A programmers salary in the third world is meager. Moreover the take home pay gets even smaller, since many workers need to support their immediate families (i.e. parents, brothers/sister). Its a cultural thing i guess, less individualistic. Not me though. Regarding your question, buying your own personal system. I think a $1k dollar pc system is within reach of most. The problem is not buying a pc but buying the $10k dollar car. A seasoned programmer makes about $5k dollars a year. It will take about a decade to save. I have two cars. I own a small house, securities, etc. I live a very simple life. I have no debt. I have enough to travel to any part of the world every four years - not on my salary. I made money in the stock market. Money from Programming? Shish, thats a hobby. I just hope i can be a good father, and try and make the life of my daughter as secure as possible. So she too can do what she wants, not out of need but of desire.

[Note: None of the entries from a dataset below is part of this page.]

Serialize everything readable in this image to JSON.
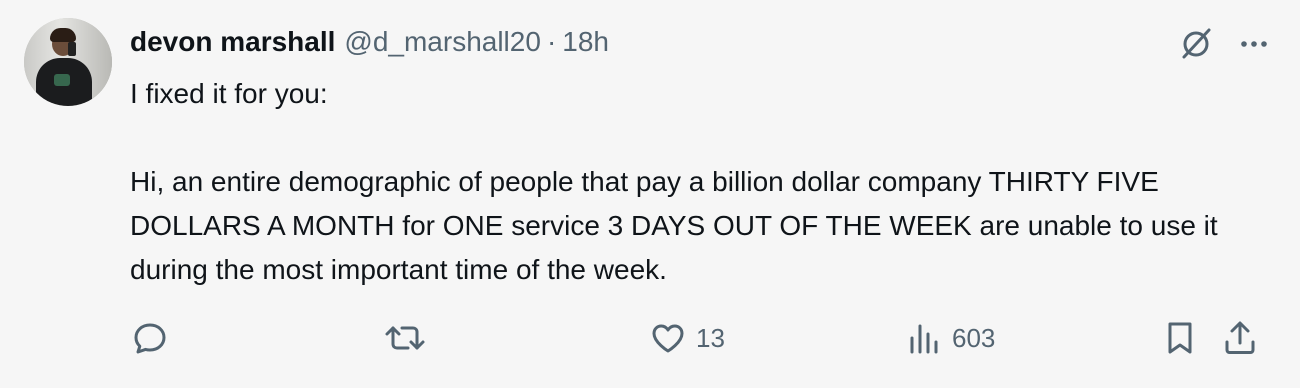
{
  "tweet": {
    "display_name": "devon marshall",
    "handle": "@d_marshall20",
    "separator": "·",
    "time": "18h",
    "line1": "I fixed it for you:",
    "line2": "Hi, an entire demographic of people that pay a billion dollar company THIRTY FIVE DOLLARS A MONTH for ONE service 3 DAYS OUT OF THE WEEK are unable to use it during the most important time of the week."
  },
  "actions": {
    "likes": "13",
    "views": "603"
  },
  "colors": {
    "background": "#f6f6f6",
    "text": "#0f1419",
    "muted": "#536471"
  },
  "icons": [
    "grok-icon",
    "more-icon",
    "reply-icon",
    "retweet-icon",
    "like-icon",
    "views-icon",
    "bookmark-icon",
    "share-icon"
  ]
}
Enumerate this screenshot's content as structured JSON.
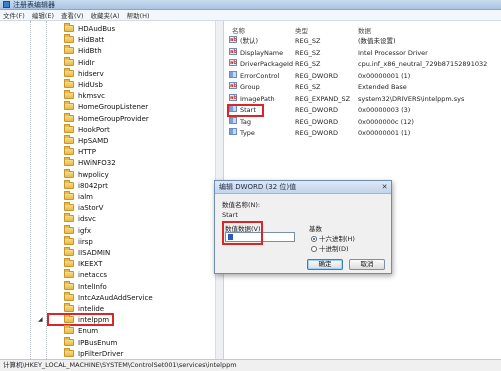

Thanks, all! I'll try and refine my query a little here. I'm fully aware that there are far too many places on Earth where the annual income is $200 or less, and it really pains me to have to admit that I have neither the resources nor the wisdom to do anything about that. I'm just concentrating on how comfortable one can be doing software development and design profesionally around the world. My metric is something that is sufficiently expensive to be considered a luxury, but less so than an "essential" luxury such as an automobile or refrigerator. In the interests of accuracy, I'd much prefer first- or second- person reports, since sometimes our perceptions of how other people see life are distorted by how we would regard that soft of lifestyle. I suppose I should also have asked in addition to the ability to purchase a brand-new computer, how easy it is to own ANY sort of computer. I mean, I just unloaded about 3 '486s (depending on how you put the parts together) and even though they may fall below the minimum standards for the government of Pakistan as donated machines (Pakistan wants Pentium 90's or above), I made a pretty decent living and had quite a bit of fun using them as production machines when they were still considered state-of-the-art.